The fabric is well-balanced from the factory in terms of feel. It’s neither super soft, nor super dry and rigid. You never really feel the slub since it is a “low-pile” slub. These are easy to break-in and wear from the start and you’ll find no qualms with them.
The single thing that has impressed me the most with these pants is the durability. I’ve worn these for nine straight months, generally giving them a 6-8 hours of wear each day, for at least 4 days per week. I’ll wash every 2-3 weeks, throwing these into a machine wash warm and machine dry warm/hot. Typically with this rate of wear over many months, I would expect to see some very visible fraying and areas where the wear really has started to set in, and where holes might eventually appear. Usually for me, that is around the crotch area for the usual “crotch blowout.” To be sure, there are some signs of fraying on the seams, but those are reinforced and typically are not the area that blows out first; rather, it’s generally the area on the interior thigh just next to the inseam that blows out. Luckily, so far, there’s no signs of weakness.

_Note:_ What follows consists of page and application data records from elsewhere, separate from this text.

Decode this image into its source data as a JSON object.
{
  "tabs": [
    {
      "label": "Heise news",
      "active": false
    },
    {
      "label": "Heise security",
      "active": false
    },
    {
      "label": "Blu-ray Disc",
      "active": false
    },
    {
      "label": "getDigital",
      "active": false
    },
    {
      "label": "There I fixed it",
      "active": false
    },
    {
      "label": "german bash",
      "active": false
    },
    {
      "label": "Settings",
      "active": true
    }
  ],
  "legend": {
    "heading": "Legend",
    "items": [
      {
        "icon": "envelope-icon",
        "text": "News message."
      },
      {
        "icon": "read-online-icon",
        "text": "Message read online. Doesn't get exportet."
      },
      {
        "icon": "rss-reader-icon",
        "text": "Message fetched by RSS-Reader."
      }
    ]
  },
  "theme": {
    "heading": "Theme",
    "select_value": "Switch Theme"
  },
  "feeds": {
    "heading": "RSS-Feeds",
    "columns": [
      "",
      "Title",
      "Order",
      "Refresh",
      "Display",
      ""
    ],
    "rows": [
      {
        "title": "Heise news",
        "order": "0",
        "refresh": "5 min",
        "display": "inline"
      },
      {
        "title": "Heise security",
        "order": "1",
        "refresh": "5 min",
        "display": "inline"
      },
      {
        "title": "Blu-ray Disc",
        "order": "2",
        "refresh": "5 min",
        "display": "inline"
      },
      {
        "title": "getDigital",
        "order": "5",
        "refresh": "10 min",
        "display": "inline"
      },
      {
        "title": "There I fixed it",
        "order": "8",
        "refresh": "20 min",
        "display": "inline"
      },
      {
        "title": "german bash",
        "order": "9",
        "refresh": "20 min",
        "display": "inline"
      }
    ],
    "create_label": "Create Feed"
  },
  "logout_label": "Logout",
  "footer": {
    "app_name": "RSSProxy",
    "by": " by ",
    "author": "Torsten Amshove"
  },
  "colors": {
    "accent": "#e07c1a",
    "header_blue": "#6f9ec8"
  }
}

The color of the fabric has faded considerably. The olive has turned into a much lighter shade, which I’ll again call a pastel-olive. The white core of the yarn has begun to peek through as well, which really accentuates the horizontal slub/streaking. The shortening of the overall inseam hasn’t been noticeable at all for me, since I tend to double or triple cuff the bottom. I do love the cropped / cuffed look with these, which gives your ankles room to breathe, or just to give your footwear the attention it deserves. While it is called a “reverse sateen,” which typically makes you think of a shine or shininess, I actually don’t think these have a shine at all. At first, they might have a little bit of sheen to it that you could call out if you really wanted to, but now that it’s been worn and washed many times, it’s definitely more of the typical muted cotton look.
As far as fit, as I alluded to above, I generally go 2-3 weeks without a wash, and then throw these in the washer/dryer to tighten them up and give them a nice clean. Whether it’s because it’s just that time, or perhaps I want to tighten them up for nicer occasions, the wash method does that just fine. After few weeks of wear, it definitely stretches back out and will look much more relaxed. Given that most of my denim tends to be a bit more fitted/slim, these are a nice alternative for when I want something more loose-fitting, relaxed, with a bit of air throughout. I’d be hard pressed to find a reason to not recommend a pair of these Slim Fit Fatigue Pants to anyone. There’s surely a spot in your rotation for this classic and well-constructed pair of pants. Hopefully this was helpful in figuring out the orSlow Slim Fit Fatigue Pants sizing, and if you have more questions definitely reach out to us at firstname.lastname@example.org.